Dataset entries:
|---|
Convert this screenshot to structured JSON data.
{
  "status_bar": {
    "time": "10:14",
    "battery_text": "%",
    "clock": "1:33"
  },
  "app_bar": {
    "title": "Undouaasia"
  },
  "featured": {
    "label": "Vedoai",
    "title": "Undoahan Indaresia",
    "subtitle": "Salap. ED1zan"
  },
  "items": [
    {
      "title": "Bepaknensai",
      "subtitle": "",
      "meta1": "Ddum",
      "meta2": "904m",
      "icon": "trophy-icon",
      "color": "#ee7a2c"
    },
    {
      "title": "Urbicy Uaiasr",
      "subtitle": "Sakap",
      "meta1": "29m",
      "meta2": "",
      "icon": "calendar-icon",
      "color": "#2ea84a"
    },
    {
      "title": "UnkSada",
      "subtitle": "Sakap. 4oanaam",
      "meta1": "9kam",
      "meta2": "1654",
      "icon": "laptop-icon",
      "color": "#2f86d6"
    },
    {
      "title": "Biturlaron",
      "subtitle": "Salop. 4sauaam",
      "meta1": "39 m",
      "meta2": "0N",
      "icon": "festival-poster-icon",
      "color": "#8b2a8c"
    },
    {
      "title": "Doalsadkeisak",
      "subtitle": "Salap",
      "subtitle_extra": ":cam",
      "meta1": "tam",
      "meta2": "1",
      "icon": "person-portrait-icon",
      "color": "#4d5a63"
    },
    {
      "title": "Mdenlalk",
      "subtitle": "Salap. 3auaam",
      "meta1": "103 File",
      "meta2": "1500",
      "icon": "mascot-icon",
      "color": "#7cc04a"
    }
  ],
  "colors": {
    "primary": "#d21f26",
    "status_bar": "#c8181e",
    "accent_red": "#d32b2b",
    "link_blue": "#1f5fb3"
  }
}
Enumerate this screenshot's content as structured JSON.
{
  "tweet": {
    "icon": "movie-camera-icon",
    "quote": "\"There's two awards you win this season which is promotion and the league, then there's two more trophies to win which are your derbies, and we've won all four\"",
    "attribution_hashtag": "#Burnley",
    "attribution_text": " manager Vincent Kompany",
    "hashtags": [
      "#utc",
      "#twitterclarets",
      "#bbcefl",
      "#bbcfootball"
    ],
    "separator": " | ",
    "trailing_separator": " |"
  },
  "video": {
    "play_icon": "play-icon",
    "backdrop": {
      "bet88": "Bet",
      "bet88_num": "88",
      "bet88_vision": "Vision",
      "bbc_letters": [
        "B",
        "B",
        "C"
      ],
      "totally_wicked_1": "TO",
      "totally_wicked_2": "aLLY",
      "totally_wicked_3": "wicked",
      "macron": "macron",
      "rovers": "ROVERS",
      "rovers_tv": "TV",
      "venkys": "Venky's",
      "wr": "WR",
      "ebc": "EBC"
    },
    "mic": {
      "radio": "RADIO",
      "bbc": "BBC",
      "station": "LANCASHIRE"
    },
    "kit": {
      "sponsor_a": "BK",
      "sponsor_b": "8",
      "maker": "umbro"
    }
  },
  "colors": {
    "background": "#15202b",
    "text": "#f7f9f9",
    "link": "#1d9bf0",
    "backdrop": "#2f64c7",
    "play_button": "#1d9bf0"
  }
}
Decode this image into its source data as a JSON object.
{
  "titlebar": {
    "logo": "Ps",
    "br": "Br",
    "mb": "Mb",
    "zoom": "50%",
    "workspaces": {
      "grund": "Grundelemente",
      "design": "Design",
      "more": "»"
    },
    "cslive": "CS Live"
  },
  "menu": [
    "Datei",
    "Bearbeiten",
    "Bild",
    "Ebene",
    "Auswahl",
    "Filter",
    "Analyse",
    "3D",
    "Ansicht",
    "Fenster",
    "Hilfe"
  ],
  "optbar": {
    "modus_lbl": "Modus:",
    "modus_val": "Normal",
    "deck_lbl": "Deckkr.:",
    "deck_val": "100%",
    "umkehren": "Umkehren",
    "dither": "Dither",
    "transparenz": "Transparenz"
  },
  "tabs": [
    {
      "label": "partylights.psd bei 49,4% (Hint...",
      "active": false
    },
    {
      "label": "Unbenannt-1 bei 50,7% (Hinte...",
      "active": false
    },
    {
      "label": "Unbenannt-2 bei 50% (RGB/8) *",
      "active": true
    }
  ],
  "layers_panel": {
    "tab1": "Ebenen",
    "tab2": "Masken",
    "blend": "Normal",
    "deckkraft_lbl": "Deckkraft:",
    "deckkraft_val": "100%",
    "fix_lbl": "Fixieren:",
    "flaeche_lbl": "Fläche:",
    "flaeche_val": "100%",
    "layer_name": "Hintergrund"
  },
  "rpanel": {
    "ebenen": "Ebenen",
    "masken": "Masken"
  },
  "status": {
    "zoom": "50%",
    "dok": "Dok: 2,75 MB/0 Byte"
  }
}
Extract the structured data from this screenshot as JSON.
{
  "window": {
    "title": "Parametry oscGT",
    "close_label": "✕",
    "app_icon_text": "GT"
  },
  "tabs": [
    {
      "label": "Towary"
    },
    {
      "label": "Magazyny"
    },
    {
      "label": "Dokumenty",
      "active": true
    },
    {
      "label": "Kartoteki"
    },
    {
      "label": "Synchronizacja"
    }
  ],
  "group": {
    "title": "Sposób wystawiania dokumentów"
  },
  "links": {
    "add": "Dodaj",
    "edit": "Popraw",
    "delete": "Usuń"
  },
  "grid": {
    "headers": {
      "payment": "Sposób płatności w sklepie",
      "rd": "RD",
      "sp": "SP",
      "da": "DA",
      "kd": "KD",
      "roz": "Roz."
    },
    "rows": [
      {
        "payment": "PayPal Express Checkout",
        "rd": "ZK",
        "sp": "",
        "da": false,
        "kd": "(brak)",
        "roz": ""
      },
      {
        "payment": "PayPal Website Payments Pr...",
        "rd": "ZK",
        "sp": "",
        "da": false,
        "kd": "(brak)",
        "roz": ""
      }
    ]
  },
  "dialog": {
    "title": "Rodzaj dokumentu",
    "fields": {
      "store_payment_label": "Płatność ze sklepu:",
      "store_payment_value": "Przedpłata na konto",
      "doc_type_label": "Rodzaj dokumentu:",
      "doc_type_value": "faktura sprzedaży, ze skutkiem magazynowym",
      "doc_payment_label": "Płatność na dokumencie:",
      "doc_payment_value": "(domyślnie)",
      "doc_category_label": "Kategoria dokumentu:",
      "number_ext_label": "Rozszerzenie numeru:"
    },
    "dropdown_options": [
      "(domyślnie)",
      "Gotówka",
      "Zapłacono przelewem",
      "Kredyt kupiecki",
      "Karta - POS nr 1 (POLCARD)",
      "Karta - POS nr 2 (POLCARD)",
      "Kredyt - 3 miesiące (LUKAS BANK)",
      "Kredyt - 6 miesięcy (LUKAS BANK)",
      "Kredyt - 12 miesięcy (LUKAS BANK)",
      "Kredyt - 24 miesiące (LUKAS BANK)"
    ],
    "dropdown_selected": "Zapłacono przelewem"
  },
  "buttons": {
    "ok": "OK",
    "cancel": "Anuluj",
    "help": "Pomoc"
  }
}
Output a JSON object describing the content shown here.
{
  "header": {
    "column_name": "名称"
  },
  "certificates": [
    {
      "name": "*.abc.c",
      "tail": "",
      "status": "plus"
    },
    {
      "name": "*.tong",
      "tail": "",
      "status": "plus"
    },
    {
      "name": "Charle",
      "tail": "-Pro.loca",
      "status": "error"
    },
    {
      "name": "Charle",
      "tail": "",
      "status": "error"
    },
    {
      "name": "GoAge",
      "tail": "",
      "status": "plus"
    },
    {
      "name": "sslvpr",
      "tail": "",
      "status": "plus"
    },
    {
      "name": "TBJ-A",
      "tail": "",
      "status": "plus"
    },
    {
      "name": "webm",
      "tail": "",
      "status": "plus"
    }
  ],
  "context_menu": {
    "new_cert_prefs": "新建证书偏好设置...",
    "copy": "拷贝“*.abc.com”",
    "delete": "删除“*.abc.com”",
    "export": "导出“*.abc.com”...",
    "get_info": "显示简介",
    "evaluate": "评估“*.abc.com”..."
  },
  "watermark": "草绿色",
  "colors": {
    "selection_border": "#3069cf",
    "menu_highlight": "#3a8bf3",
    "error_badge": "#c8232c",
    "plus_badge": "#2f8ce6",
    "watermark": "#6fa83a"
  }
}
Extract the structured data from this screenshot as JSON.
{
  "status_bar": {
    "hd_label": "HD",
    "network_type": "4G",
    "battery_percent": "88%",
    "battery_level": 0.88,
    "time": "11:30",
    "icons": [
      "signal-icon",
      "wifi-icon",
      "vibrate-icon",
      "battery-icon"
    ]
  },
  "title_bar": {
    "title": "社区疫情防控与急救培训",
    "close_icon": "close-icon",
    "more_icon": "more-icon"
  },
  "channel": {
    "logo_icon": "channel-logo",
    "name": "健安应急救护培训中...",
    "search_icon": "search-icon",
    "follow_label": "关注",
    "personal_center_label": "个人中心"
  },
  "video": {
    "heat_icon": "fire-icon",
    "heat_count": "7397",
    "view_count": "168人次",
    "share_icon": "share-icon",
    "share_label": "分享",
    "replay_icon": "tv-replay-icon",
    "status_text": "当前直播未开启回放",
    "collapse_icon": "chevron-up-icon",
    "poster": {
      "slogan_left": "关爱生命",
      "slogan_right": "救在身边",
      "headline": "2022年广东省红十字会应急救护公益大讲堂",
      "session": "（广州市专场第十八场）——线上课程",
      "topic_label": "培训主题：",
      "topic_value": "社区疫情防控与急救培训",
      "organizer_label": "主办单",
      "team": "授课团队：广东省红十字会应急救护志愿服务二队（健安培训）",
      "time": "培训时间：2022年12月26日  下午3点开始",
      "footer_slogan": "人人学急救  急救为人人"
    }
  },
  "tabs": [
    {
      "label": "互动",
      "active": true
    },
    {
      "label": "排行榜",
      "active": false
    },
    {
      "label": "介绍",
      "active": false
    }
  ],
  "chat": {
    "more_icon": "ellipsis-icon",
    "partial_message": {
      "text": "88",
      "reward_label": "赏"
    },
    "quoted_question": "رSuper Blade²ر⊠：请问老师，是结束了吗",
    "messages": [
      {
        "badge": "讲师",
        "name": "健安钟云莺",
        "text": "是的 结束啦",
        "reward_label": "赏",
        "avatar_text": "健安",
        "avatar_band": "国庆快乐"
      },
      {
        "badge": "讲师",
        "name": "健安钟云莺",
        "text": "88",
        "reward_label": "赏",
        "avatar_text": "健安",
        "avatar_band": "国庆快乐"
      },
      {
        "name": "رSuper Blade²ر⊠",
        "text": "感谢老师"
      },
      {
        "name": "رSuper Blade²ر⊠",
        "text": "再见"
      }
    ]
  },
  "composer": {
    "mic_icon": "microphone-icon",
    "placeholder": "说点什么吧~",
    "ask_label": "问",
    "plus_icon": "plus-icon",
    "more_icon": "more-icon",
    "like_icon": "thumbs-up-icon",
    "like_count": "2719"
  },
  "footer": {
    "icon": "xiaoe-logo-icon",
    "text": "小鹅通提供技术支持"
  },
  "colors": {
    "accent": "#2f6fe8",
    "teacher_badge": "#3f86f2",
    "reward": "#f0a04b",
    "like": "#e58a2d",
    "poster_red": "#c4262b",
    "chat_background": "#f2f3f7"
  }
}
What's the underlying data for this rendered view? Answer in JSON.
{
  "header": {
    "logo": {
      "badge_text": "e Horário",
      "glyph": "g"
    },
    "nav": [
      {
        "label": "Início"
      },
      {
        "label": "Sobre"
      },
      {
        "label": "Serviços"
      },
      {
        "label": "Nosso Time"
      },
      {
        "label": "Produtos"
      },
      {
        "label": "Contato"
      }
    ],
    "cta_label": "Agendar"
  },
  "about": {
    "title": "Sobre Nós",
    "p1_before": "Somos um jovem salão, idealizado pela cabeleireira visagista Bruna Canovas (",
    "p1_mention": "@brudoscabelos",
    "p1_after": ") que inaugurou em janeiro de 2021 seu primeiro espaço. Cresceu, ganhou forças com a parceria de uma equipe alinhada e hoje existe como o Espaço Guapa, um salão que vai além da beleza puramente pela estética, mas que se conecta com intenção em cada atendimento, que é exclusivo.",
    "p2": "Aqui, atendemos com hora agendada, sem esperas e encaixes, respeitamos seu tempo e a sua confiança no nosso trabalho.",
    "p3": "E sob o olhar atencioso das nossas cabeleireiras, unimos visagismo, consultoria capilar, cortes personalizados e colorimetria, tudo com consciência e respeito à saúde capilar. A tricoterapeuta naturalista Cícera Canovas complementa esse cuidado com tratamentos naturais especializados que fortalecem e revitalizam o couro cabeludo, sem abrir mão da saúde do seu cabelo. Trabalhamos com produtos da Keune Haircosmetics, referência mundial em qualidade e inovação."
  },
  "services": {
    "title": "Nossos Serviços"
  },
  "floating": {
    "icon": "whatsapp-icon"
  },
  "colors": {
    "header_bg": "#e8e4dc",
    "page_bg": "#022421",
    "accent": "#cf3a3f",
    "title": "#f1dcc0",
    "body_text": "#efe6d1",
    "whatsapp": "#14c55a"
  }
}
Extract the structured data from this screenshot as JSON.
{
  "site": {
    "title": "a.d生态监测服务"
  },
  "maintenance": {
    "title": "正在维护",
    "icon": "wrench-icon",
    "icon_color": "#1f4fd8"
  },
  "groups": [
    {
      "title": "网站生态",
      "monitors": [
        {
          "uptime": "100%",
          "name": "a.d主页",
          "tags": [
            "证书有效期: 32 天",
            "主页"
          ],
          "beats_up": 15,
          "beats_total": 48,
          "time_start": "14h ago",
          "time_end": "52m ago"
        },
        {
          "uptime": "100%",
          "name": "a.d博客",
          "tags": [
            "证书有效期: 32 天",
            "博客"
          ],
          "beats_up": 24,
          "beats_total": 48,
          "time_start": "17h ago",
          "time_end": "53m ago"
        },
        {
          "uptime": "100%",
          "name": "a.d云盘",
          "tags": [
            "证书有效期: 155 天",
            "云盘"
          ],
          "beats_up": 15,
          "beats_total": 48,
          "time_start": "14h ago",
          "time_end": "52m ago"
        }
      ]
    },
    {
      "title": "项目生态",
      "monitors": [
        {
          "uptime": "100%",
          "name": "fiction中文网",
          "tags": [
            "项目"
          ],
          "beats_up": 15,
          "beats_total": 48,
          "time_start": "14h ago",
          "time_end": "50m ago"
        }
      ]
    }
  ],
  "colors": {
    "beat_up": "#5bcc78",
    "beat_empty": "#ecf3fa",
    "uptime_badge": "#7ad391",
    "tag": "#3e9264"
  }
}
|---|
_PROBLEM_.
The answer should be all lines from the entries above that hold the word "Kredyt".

_FINISHED TASK_.
      "Kredyt kupiecki",
      "Kredyt - 3 miesiące (LUKAS BANK)",
      "Kredyt - 6 miesięcy (LUKAS BANK)",
      "Kredyt - 12 miesięcy (LUKAS BANK)",
      "Kredyt - 24 miesiące (LUKAS BANK)"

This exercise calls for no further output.